Let’s Weed out Graft to Save Nature … and Ourselves
Photo Credit: Corruption Watch
Malaysia has fairly strong environmental laws that prescribe harsh penalties for wildlife trafficking and other nefarious crimes against the environment. Yet these activities, including wildlife trafficking, continue to persist around the nation.
Why is that?
For one thing, laws are routinely left unenforced and culprits are let off the hook with a slap on the wrist, if that. For another thing, endemic corruption continues to stymie conservation efforts.
Quite a few officials regularly aid and abet illicit activities like illegal logging in return from kickbacks from culprits. Even in the case of massive environmental fiascos like the bauxite mining disaster in Kuantan, only a few low-ranking officials were brought to justice despite clear indications that many officials, all the way to the top, must had turned a blind eye to unregulated mining activities.
As we have pointed out on Clean Malaysia, large-scale corruption of the type that bedevils affairs in Malaysia isn’t just a moral and social issue; it is also an existential one. By undermining the rule of law, pervasive corruption and a lack of accountability can endanger the very workings of society, including good governance and general prosperity. That has repercussions for a country’s environment as well with environmental protection laws left largely ignored and unenforced.
The Malaysian Anti-Corruption Commission (MACC) has long been warning about the dangers that graft poses to the country’s environment. Sadly, such calls seem to have been falling on deaf ears in Malaysian officialdom. Undaunted, MACC has now reiterated its call, asking environmentalist NGOs and other stakeholders to join forces in fighting corruption.
“The MACC has taken proactive measures by establishing the Environmental Protection Against Corruption Caucus (EPACC) last year to forge a strategic partnership with all parties for information sharing (in order) to strengthen law enforcement against corruption involving environmental issues,” MACC’s chief commissioner Dzulkifli Ahmad was quoted as saying by the Bernama news agency.
“In 2017, the MACC’s Inspection and Consultation Division conducted checks over forest plantation management system and procedures in Peninsular Malaysia to identify weaknesses that could be improved,” he added, citing an example of such cooperation.

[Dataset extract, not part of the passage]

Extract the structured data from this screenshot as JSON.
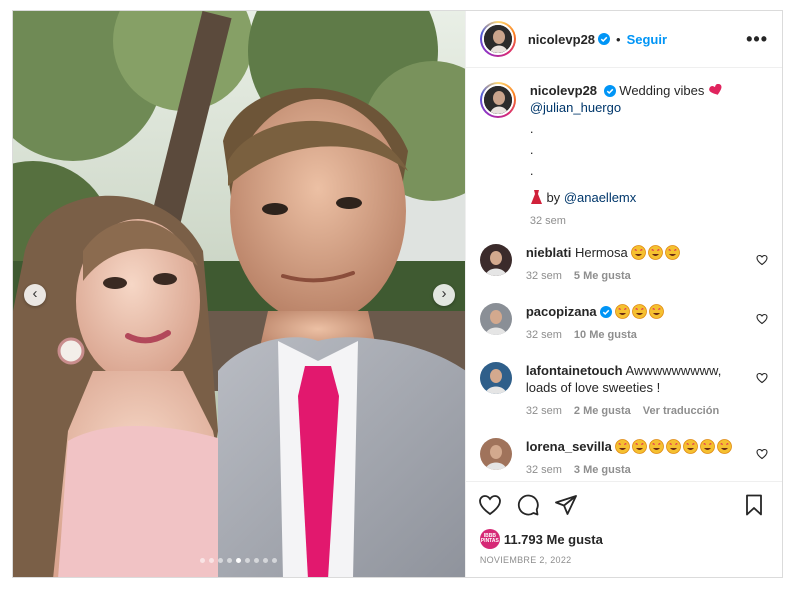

The solution to endemic graft is simple: laws must be enforced and culpable officials must be exposed. In order for that to happen, however, there has to be a concentrated effort across a wide segment of society to expose wrongdoers and bring them to justice.

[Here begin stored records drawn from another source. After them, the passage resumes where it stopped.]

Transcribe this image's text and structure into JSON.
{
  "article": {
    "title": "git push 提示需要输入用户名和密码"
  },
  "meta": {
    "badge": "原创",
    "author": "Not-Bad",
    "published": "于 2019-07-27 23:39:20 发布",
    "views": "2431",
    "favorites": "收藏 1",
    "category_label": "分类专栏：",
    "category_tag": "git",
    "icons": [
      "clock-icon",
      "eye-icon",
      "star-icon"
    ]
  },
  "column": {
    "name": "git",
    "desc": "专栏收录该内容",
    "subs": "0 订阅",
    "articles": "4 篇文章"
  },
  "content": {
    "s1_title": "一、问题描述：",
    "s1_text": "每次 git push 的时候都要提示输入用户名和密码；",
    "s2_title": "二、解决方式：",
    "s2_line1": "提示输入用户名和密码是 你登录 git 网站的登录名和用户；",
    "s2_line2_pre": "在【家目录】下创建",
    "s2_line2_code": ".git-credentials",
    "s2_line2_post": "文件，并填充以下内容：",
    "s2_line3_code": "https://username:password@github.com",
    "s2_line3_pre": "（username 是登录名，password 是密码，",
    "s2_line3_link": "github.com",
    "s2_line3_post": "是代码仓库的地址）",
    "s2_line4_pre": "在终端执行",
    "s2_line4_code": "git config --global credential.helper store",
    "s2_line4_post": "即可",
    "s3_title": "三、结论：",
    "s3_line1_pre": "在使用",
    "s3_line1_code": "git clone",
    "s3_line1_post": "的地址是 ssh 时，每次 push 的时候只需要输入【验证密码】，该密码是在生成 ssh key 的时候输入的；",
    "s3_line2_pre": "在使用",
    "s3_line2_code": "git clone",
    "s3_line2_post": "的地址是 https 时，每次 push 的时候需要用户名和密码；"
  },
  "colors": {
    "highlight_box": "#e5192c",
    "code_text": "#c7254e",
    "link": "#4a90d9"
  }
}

It’s time to act. The very future of the country and its environment is at stake.